#### DATASET ENTRIES
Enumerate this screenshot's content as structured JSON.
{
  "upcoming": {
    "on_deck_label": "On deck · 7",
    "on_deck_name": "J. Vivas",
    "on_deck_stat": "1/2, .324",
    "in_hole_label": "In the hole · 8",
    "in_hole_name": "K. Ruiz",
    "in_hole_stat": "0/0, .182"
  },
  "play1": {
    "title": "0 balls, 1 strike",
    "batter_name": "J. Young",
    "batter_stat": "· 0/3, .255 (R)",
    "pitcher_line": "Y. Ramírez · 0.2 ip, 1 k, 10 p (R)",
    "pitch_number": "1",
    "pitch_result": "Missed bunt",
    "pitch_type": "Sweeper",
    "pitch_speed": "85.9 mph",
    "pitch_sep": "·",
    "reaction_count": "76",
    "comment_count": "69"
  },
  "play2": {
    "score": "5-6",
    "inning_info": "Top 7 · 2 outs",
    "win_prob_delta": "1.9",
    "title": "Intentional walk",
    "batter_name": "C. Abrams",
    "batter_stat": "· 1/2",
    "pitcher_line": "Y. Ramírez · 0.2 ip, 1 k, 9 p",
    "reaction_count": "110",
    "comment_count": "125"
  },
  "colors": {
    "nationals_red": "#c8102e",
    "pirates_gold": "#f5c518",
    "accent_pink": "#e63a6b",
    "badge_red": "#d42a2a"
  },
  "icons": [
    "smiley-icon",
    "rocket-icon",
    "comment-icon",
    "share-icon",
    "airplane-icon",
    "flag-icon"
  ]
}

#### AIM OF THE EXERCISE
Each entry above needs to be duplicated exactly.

#### WRITTEN ANSWER
Enumerate this screenshot's content as structured JSON.
{
  "upcoming": {
    "on_deck_label": "On deck · 7",
    "on_deck_name": "J. Vivas",
    "on_deck_stat": "1/2, .324",
    "in_hole_label": "In the hole · 8",
    "in_hole_name": "K. Ruiz",
    "in_hole_stat": "0/0, .182"
  },
  "play1": {
    "title": "0 balls, 1 strike",
    "batter_name": "J. Young",
    "batter_stat": "· 0/3, .255 (R)",
    "pitcher_line": "Y. Ramírez · 0.2 ip, 1 k, 10 p (R)",
    "pitch_number": "1",
    "pitch_result": "Missed bunt",
    "pitch_type": "Sweeper",
    "pitch_speed": "85.9 mph",
    "pitch_sep": "·",
    "reaction_count": "76",
    "comment_count": "69"
  },
  "play2": {
    "score": "5-6",
    "inning_info": "Top 7 · 2 outs",
    "win_prob_delta": "1.9",
    "title": "Intentional walk",
    "batter_name": "C. Abrams",
    "batter_stat": "· 1/2",
    "pitcher_line": "Y. Ramírez · 0.2 ip, 1 k, 9 p",
    "reaction_count": "110",
    "comment_count": "125"
  },
  "colors": {
    "nationals_red": "#c8102e",
    "pirates_gold": "#f5c518",
    "accent_pink": "#e63a6b",
    "badge_red": "#d42a2a"
  },
  "icons": [
    "smiley-icon",
    "rocket-icon",
    "comment-icon",
    "share-icon",
    "airplane-icon",
    "flag-icon"
  ]
}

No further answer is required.